Debris was sorted on the beaches and bagged for recycling or landfill. Almost all of it was landfilled this year as there is currently little if any market for recycled plastic. This is the result of a dramatic change in China’s policy regarding the quality of recycled plastic they will accept for reprocessing. The only other end-of-life options available to us were incineration or pyrolytic conversion, with little information about the pollution controls available for the use of marine debris as feedstock. With the added cost and carbon emissions profile associated with moving 5 bulky tonnes of material by truck and ferry to the plants capable of burning it, we did not find this a preferable solution to landfilling. The Regional District of Mount Waddington agrees and continues to accept the material without charge.
Encouraging all levels of government to work together under a policy framework that addresses source control, habitat restoration and reuse/recycling options for plastics
We worked directly with federal Members of Parliament on policy initiatives for plastic pollution control. Gord Johns, the local Member for Vancouver Island’s west coast, was an active champion of the cause, putting forward a private members’ bill and petition that we encouraged our supporters to sign. We provided briefing notes and discussed strategy with Joyce Murray, who worked with the Liberal Party’s policy team to put forward an initiative at their policy convention in the spring. Her work was so effective that the policy initiative was overtaken by a PMO decision to champion a Plastics Charter at the G7 Summit in Quebec in June. While only dealing with reduction of single-use plastics, we view the Charter as a hopeful start on tackling the problem.

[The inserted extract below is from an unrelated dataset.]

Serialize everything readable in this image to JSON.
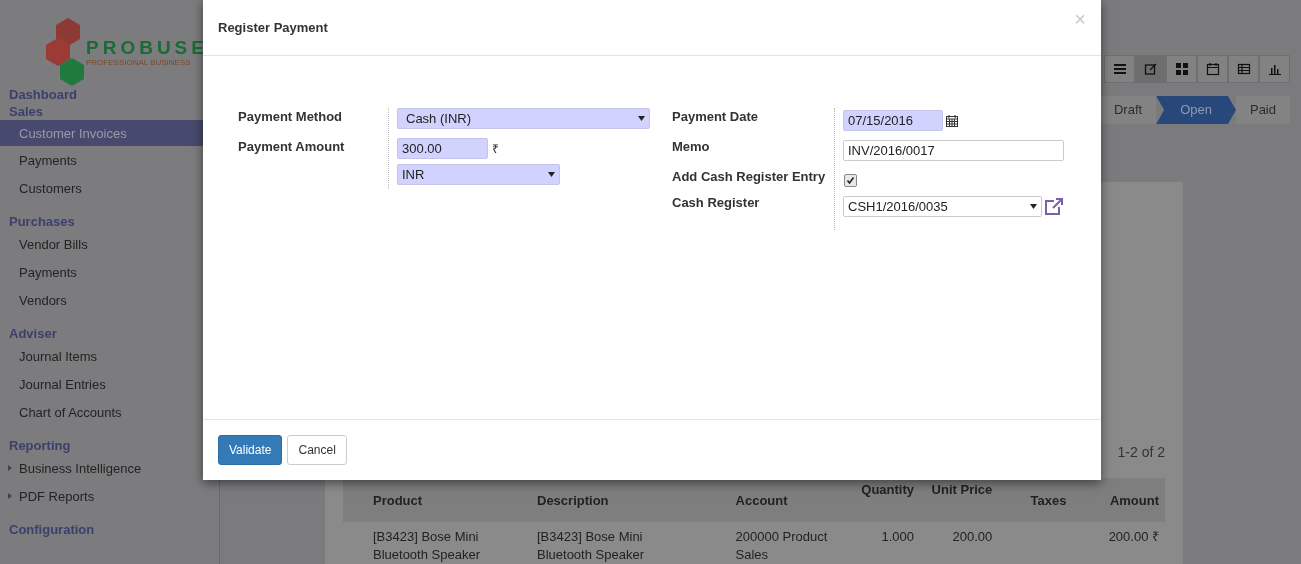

Unfortunately, Canada’s contributions to date appear to view the problem as one of developing-world origin, as the Government’s action plan contains neither action nor funding to deal with domestic plastic debris.
More recently, we’ve worked with Nathan Cullen on the draft text of a private members’ bill that would restrict the use of non-compostable, non-recyclable packaging.
We worked with environmental groups across the country to provide submissions to federal and provincial leaders that aim to harmonize and increase the effectiveness of plastic pollution efforts and were successful in convincing our colleagues that the plan would not honour Canada’s moral obligation to the international community unless it included provisions to deal with the legacy of plastic waste currently in the ocean and stranding on shorelines everywhere.
We continue to work with the Province of B.C. on both the issue of funding for marine debris removal and on their upcoming amendments to the Extended Producer Responsibility regulations.